This is a engaging read along the lines of “The Help”. When 12-year-old Ibby’s father dies in an accident, her no-good mother, Vidrine, hauls her across the country to live with a grandmother she’s never met: the tragic, eccentric and indomitable and wonderful Fannie Bell. Fannie’s big house in New Orleans is like nothing Ibby’s seen in Olympia, Washington; Ibby is surprised especially by the two black women, Queenie and her daughter Dollbaby, who work there.
Soon, Ibby learns the Fannie Rules: Don’t ask questions, don’t unlock the doors on the second floor, and don’t talk about the past. Occasionally Fannie goes off to the mental hospital for a “rest,” a not-infrequent event.

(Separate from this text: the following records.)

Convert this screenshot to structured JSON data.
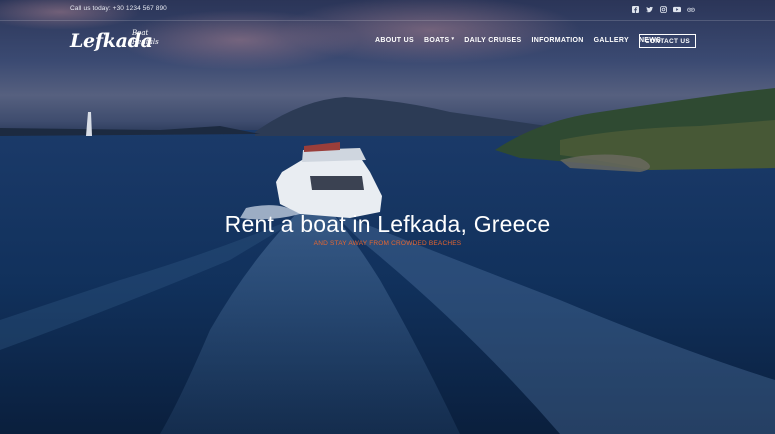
{
  "topbar": {
    "phone": "Call us today: +30 1234 567 890",
    "social_icons": [
      "facebook-icon",
      "twitter-icon",
      "instagram-icon",
      "youtube-icon",
      "tripadvisor-icon"
    ]
  },
  "brand": {
    "name": "Lefkada",
    "sub_line1": "Boat",
    "sub_line2": "Rentals"
  },
  "nav": {
    "items": [
      {
        "label": "ABOUT US"
      },
      {
        "label": "BOATS",
        "has_dropdown": true
      },
      {
        "label": "DAILY CRUISES"
      },
      {
        "label": "INFORMATION"
      },
      {
        "label": "GALLERY"
      },
      {
        "label": "NEWS"
      }
    ],
    "cta": "CONTACT US"
  },
  "hero": {
    "title": "Rent a boat in Lefkada, Greece",
    "subtitle": "AND STAY AWAY FROM CROWDED BEACHES",
    "subtitle_color": "#e8662f"
  }
}
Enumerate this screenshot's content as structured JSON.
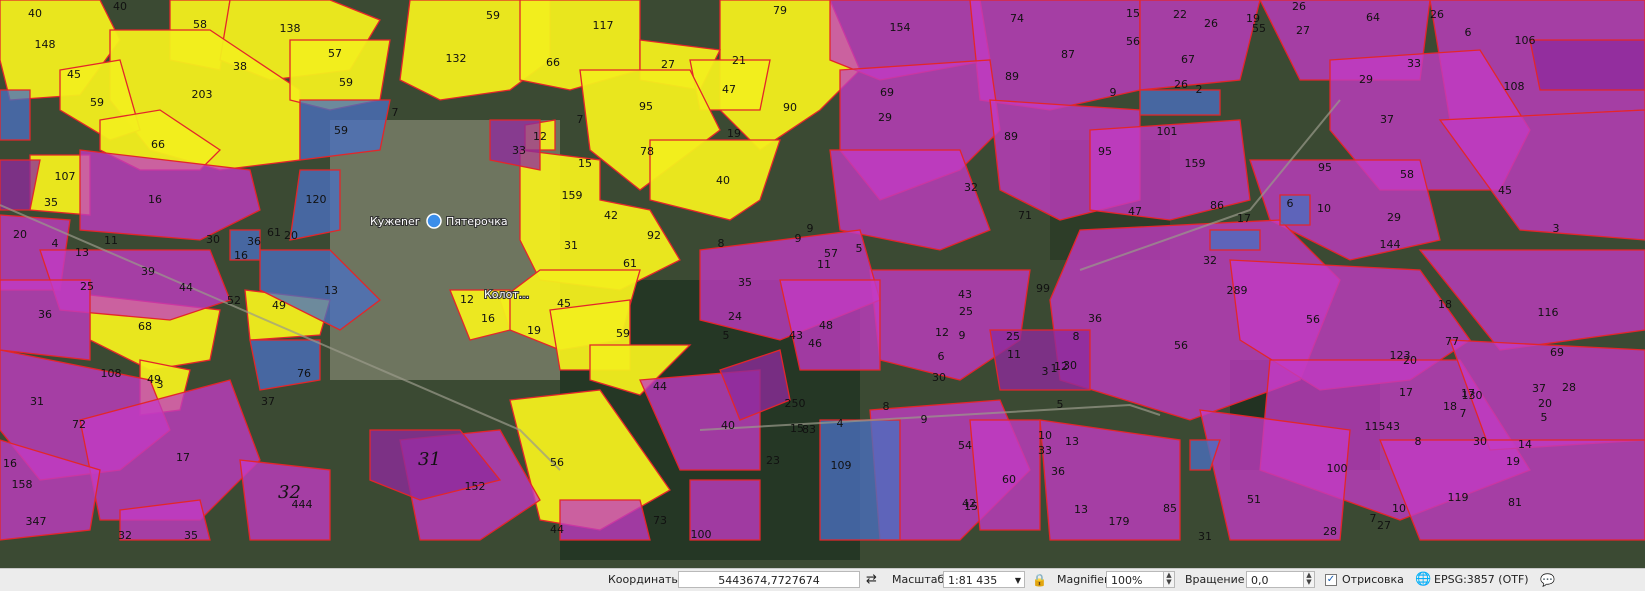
{
  "map": {
    "poi": {
      "village": "Кужener",
      "shop": "Пятерочка",
      "settlement": "Колот..."
    },
    "colors": {
      "yellow": "#f2ee1d",
      "magenta": "#c33bc4",
      "purple": "#8e2a9c",
      "blue": "#4a6fc0",
      "edge": "#e3262a"
    },
    "field_labels": [
      "148",
      "58",
      "138",
      "40",
      "59",
      "117",
      "79",
      "154",
      "74",
      "87",
      "56",
      "15",
      "22",
      "26",
      "19",
      "26",
      "64",
      "26",
      "106",
      "6",
      "45",
      "38",
      "57",
      "132",
      "66",
      "27",
      "21",
      "89",
      "67",
      "55",
      "27",
      "33",
      "59",
      "203",
      "59",
      "47",
      "90",
      "95",
      "69",
      "9",
      "26",
      "2",
      "29",
      "108",
      "7",
      "59",
      "12",
      "7",
      "33",
      "15",
      "78",
      "19",
      "29",
      "37",
      "101",
      "66",
      "95",
      "89",
      "159",
      "95",
      "58",
      "40",
      "107",
      "35",
      "16",
      "159",
      "42",
      "32",
      "71",
      "47",
      "86",
      "17",
      "6",
      "10",
      "29",
      "45",
      "120",
      "40",
      "92",
      "31",
      "61",
      "20",
      "16",
      "30",
      "20",
      "61",
      "11",
      "39",
      "13",
      "4",
      "25",
      "44",
      "36",
      "9",
      "8",
      "9",
      "11",
      "57",
      "5",
      "35",
      "46",
      "43",
      "99",
      "8",
      "56",
      "123",
      "116",
      "144",
      "36",
      "52",
      "13",
      "68",
      "49",
      "12",
      "16",
      "45",
      "19",
      "59",
      "44",
      "24",
      "5",
      "48",
      "43",
      "12",
      "9",
      "25",
      "11",
      "6",
      "30",
      "25",
      "36",
      "56",
      "289",
      "77",
      "17",
      "20",
      "18",
      "108",
      "49",
      "31",
      "72",
      "76",
      "37",
      "17",
      "250",
      "40",
      "83",
      "23",
      "4",
      "109",
      "54",
      "60",
      "15",
      "42",
      "33",
      "10",
      "36",
      "13",
      "13",
      "179",
      "85",
      "100",
      "27",
      "7",
      "130",
      "115",
      "14",
      "19",
      "119",
      "81",
      "10",
      "28",
      "16",
      "158",
      "347",
      "444",
      "152",
      "56",
      "44",
      "73",
      "100",
      "51",
      "31",
      "32",
      "35",
      "3",
      "3",
      "3",
      "1",
      "12",
      "30",
      "15",
      "8",
      "9",
      "5",
      "32",
      "69",
      "17",
      "7",
      "30",
      "43",
      "8",
      "5",
      "37",
      "20",
      "28",
      "18",
      "6"
    ],
    "handwritten": [
      "31",
      "32"
    ]
  },
  "statusbar": {
    "coord_label": "Координаты",
    "coord_value": "5443674,7727674",
    "scale_label": "Масштаб",
    "scale_value": "1:81 435",
    "magnifier_label": "Magnifier",
    "magnifier_value": "100%",
    "rotation_label": "Вращение",
    "rotation_value": "0,0",
    "render_label": "Отрисовка",
    "crs_label": "EPSG:3857 (OTF)"
  }
}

Ibby begins private school and becomes friends with Dollbaby’s daughter Birdelia; though the same age, they live remarkably different lives in the segregated South. Dollbaby goes to lunch-counter sit-ins, her brother T-Bone goes to Vietnam, the Civil Rights Amendment is passed, and slowly, the old guard of the South gives way to hippies. The story wanders gently along: Ibby has a Sweet 16 party, an old tree falls on the house, nasty Annabelle Friedrichs accuses T-Bone of rape (this lie is easily revealed thanks to Miss Fannie’s cleverness), McNeal’s portrait of a time and place is rich. Slowly, a picture of Fannie’s past emerges, one that explains the frequent visits to the mental hospital and also her great generosity. Finally secrets are revealed—truths that will tug a tear from the hardest of hearts.